Local politician and Methodist lay preacher, Spencer Lawton was born in Hanley during the 1820s.
A commission agent in the pottery industry, he moved to Burslem and became a member of the board of health which governed the town until Queen Victoria made it a borough in 1878.
Spencer successfully stood for the borough council and was the councillor for south ward until he became an alderman.
An astute businessman, Spencer was appointed chairman of the finance committee. Seeing himself as the ratepayers’ watchdog. he used his position to curtail unnecessary local government expenditure.

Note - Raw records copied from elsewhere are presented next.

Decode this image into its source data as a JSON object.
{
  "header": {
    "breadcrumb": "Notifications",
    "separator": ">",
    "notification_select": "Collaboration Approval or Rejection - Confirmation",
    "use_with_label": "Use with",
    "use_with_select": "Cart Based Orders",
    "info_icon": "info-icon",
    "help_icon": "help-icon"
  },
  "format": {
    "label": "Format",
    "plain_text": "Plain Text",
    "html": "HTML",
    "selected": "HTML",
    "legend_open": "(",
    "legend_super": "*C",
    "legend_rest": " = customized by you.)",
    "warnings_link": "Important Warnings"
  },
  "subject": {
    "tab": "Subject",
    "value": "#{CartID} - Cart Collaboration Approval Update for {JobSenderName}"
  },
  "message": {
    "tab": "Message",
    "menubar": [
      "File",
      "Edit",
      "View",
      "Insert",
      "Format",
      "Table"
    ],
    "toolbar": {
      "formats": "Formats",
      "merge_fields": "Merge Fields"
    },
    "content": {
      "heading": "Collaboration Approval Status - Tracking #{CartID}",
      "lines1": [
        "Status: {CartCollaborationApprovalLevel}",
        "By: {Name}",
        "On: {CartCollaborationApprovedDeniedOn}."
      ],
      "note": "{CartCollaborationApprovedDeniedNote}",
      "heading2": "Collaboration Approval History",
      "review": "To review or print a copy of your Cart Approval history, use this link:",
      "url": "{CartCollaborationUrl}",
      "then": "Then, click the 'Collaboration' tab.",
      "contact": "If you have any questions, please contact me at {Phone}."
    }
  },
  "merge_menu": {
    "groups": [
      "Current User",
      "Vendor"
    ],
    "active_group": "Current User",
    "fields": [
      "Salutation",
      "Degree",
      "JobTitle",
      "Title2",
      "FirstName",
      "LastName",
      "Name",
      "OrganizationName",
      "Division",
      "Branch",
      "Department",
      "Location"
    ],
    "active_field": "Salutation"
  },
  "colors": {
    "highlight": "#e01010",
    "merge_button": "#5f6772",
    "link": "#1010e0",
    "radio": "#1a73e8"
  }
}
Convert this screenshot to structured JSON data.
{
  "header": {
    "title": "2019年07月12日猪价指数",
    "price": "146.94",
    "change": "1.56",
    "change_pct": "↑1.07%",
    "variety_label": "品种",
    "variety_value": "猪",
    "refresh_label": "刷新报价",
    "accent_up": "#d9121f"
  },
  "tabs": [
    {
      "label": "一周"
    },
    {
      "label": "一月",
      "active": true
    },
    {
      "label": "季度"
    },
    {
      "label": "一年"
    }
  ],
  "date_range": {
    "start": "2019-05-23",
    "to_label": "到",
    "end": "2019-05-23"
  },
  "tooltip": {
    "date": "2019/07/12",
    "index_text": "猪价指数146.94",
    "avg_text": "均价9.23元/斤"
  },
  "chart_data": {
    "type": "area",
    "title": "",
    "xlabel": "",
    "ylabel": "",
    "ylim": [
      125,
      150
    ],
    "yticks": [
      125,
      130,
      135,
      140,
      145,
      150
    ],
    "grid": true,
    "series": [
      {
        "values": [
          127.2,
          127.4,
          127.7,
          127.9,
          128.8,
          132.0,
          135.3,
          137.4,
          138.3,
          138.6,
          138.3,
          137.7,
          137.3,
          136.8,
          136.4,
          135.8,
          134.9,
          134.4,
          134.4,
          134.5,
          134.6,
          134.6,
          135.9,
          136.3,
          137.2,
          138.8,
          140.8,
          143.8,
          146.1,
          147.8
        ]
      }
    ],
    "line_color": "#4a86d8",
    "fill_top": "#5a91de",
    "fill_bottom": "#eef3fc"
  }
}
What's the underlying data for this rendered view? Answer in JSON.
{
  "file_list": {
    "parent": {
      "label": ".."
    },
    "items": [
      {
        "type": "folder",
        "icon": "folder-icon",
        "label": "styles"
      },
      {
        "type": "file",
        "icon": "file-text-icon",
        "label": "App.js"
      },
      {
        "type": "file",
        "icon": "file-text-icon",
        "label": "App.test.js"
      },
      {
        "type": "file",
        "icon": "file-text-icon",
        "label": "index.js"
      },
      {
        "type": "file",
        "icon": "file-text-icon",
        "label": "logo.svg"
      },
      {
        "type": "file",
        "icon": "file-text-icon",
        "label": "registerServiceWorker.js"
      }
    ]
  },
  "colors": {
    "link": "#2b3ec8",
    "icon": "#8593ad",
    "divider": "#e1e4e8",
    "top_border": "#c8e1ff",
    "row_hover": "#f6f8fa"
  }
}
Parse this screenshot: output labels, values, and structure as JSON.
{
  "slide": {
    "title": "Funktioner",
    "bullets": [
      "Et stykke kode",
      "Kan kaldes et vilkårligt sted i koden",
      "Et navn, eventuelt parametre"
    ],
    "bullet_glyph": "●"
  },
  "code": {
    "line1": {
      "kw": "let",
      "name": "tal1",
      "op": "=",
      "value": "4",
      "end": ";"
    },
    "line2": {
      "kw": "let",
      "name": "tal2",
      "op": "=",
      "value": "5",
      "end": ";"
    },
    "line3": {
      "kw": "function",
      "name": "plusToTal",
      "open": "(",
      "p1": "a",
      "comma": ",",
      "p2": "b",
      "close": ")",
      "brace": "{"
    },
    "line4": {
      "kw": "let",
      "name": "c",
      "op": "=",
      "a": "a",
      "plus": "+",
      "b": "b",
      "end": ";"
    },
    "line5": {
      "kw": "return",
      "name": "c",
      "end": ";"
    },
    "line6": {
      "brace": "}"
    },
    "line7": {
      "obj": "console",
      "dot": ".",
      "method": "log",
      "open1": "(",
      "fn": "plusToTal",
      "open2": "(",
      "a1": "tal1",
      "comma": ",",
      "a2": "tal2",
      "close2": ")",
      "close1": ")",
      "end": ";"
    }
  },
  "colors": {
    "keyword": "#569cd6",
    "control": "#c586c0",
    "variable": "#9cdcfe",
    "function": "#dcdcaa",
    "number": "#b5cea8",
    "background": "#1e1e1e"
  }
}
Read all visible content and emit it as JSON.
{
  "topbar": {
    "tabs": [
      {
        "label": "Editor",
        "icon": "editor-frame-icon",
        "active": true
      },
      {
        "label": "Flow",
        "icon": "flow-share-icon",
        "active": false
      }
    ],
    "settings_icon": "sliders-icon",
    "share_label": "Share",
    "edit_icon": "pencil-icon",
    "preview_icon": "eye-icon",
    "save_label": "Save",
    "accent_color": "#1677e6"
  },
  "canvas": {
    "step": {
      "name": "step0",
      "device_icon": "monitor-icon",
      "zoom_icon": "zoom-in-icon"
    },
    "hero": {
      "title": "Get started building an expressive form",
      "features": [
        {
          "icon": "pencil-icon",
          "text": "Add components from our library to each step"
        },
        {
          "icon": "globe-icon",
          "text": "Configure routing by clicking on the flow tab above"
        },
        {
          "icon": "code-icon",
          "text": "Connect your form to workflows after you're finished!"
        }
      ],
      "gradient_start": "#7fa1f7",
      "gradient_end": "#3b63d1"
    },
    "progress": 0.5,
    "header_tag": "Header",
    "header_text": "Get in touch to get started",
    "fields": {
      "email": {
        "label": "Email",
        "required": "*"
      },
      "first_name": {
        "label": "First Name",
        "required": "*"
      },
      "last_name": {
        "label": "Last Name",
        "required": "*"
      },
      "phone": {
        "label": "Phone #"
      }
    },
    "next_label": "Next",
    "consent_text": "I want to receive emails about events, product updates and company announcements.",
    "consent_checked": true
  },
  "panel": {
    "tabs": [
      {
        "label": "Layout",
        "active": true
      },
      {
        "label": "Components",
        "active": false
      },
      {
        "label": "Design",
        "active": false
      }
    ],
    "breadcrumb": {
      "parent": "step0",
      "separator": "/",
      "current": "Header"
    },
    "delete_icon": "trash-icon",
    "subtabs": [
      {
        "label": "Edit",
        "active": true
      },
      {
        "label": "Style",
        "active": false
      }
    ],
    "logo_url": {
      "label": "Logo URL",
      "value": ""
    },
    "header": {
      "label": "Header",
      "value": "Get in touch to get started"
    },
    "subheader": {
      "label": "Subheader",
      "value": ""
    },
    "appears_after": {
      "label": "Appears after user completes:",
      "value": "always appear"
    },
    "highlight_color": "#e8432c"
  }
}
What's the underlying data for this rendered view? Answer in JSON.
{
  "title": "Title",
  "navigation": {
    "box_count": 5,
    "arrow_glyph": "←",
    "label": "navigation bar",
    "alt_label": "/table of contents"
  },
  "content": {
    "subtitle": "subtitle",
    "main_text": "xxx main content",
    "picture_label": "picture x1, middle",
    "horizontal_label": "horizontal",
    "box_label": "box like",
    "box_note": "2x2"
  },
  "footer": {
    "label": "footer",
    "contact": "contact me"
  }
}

Elected mayor for 1886-87, Spencer was in office when Burslem celebrated Queen Victoria’s Golden Jubilee. Made mayor again in 1893, he opened Burslem Park on August 30th, 1894.
Burslem Park was one of the first parks designed by the world’s leading landscape architect Thomas Mawson. It cost £14,000 and was laid out by unemployed pottery workers on derelict land between Moorland Road and Hamil Road.
Supervised by Mawson, the men cleared the site removing colliery waste and shards. Horse drawn wagons brought more than 70,000 loads of topsoil to cover the ground. An old pit mound was landscaped and a waterfall created. The men constructed an artificial lake and built an Elizabethan style half timbered lodge for the park superintendent.
Local industrialists gave seats and helped pay for the children’s playground.
The Wilkinson family gave two terracotta fountains which were made at Doulton’s Rowley Regis factory. They were placed on the terrace where a bandstand and a pavilion had been erected.
A two storey building the pavilion overlooked the park. It contained a buffet, a reception room and reading rooms for ladies and gentlemen.
Spencer gave the wrought iron gates at the park’s main entrance in Moorland Road where there were two drinking fountains.
A man with few interests outside work and politics, Spencer was a devout Christian who worshipped at Swan Bank Methodist Church where he became a lay reader. He held bible classes in the evenings and on Sundays travelled to chapels in outlying villages to take services. Shortly before his death, he gave the church a stained glass window.
Aged 73, Spencer had a heart attack and died on August 17th, 1901 at his home Elm House in Waterloo Road, Cobridge. After a civic funeral, in Swan Bank Methodist Church, he was buried in Burslem Cemetery.
Copyright Betty Cooper – The Phoenix Trust 2012
Photograph Copyright David Martin – The Phoenix Trust 2012